§ Source data

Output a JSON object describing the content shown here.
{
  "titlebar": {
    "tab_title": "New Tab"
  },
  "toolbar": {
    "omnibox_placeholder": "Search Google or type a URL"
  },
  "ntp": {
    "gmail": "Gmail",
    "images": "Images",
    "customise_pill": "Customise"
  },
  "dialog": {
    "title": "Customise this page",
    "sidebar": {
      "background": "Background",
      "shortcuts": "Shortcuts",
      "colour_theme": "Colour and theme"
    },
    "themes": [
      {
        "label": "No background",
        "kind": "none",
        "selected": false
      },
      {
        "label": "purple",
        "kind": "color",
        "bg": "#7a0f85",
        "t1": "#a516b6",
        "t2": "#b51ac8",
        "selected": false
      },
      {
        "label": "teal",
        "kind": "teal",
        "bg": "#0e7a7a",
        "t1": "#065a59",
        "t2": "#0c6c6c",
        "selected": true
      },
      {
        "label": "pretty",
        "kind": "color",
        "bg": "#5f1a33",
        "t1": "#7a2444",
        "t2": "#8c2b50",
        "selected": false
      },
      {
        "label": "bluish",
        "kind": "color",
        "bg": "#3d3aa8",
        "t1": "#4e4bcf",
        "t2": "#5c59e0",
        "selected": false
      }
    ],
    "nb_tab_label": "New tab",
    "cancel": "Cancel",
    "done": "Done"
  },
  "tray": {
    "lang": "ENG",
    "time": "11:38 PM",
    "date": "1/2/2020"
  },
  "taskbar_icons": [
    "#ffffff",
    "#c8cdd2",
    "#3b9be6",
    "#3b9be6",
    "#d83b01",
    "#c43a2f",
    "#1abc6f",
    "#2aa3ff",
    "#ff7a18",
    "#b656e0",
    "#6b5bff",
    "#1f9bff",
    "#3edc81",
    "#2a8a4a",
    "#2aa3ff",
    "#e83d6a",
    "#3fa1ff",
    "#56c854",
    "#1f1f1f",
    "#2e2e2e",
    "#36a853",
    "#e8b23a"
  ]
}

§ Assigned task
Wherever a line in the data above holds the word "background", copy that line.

§ Written response
      "background": "Background",
        "label": "No background",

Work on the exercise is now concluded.